The Food and Drug Administration (FDA) sent notice to 23andme co-founder and CEO, Ann Wojcicki, to stop selling the company’s direct-to-consumer genetic testing kits because the company was acting “without marketing clearance or approval in violation of the Federal Food, Drug and Cosmetic Act” (See full letter from the FDA). As the company seeks to provide medically relevant information to consumers, it is being required to seek FDA approval for the test which was first released in 2007.
The letter from the FDA sites that the federal organization has been working with 23andme to resolve many issues related to marketing and clinical validation of PGS (Personalized Genome Service) so several years without receiving the requested information and data, while 23andme has continued to expand marketing and the uses of their product.
I’ve previously written my opinion about personalized genomic testing like what’s offered by 23andme, cautioning my friends to see it as entertainment only. Personally, I believe this new action by the FDA is a win for the consumer. Any test being marketed directly to the consumer (without a physician ordering the test) that claims to provide information that can be used to inform medical/lifestyle changes should be regulated. One would assume that most folks would consult a physician before making lifestyle changes based on genetic risk information from tests such as that offered by 23andme. However, I fear that operating under that assumption is probably not very wise.

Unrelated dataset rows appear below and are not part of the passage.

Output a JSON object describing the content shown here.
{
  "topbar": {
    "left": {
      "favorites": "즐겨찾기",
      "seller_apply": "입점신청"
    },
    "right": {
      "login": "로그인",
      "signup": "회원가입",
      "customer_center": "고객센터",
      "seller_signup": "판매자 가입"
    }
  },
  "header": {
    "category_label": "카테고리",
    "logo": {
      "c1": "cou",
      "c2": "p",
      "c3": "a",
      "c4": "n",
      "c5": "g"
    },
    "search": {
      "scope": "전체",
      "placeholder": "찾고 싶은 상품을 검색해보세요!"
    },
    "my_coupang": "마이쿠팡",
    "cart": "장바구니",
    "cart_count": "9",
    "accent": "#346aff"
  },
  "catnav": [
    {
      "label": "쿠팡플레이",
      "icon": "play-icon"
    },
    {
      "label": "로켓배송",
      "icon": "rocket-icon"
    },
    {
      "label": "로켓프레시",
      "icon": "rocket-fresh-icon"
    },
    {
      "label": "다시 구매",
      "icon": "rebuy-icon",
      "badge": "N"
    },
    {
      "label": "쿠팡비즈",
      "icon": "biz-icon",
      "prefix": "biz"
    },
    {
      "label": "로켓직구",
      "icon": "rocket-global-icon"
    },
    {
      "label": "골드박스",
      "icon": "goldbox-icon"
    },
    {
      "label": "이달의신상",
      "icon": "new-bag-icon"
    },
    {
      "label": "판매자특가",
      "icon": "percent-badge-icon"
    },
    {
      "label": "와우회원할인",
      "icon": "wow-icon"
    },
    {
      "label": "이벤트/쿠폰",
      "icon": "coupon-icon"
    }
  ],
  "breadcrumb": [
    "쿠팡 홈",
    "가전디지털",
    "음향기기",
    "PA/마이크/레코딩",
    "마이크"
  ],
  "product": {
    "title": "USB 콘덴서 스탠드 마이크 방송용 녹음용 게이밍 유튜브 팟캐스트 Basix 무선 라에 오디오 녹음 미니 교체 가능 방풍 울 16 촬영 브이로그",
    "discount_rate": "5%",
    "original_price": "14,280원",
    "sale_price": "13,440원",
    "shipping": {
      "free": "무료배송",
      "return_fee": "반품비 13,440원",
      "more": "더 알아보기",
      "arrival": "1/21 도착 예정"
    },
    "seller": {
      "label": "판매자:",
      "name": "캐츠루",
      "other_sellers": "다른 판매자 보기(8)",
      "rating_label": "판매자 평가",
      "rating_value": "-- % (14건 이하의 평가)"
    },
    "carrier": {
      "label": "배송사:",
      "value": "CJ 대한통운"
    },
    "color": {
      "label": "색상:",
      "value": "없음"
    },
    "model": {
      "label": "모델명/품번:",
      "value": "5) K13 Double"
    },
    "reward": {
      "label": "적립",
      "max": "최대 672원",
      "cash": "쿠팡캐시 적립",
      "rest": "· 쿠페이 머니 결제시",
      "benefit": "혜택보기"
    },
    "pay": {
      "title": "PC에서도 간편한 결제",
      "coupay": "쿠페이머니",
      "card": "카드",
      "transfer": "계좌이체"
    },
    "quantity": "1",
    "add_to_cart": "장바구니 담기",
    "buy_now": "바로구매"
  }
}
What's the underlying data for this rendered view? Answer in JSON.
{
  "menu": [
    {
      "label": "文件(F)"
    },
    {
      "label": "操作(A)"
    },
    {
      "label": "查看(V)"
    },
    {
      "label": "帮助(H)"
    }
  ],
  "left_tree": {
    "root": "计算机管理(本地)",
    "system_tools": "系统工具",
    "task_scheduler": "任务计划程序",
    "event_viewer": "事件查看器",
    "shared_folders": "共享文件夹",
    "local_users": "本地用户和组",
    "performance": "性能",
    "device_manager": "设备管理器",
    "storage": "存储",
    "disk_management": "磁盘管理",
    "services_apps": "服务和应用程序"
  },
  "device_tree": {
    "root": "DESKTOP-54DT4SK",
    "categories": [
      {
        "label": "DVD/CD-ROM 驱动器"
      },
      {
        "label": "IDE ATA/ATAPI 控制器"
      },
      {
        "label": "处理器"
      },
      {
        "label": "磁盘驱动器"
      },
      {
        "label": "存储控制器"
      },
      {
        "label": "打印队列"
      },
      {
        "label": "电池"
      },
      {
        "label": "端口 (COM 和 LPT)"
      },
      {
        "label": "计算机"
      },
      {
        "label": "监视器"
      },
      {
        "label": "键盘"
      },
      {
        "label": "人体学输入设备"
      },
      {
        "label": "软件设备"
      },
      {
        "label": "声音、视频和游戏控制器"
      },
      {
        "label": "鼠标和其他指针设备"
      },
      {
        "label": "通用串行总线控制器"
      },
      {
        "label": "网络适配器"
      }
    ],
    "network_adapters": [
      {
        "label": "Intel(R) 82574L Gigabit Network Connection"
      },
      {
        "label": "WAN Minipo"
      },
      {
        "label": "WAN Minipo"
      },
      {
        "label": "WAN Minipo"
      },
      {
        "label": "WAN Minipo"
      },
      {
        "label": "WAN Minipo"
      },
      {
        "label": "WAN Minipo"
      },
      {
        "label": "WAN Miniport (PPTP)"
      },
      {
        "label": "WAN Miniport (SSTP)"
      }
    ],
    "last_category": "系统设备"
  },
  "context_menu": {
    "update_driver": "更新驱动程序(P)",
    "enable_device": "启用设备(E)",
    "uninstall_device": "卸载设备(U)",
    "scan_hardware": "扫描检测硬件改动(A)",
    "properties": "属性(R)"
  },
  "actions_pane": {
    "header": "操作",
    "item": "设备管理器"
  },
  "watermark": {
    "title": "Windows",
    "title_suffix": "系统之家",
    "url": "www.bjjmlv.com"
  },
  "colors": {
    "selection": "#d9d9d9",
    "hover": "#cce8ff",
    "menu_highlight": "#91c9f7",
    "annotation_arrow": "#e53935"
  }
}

With expanded clientele through television advertisement, the chances of inappropriate use and interpretations of genetic tests outside the realm of physician and genetic counselor consultation are likely to increase.
Here are some other reports on FDA’s action on 23andme: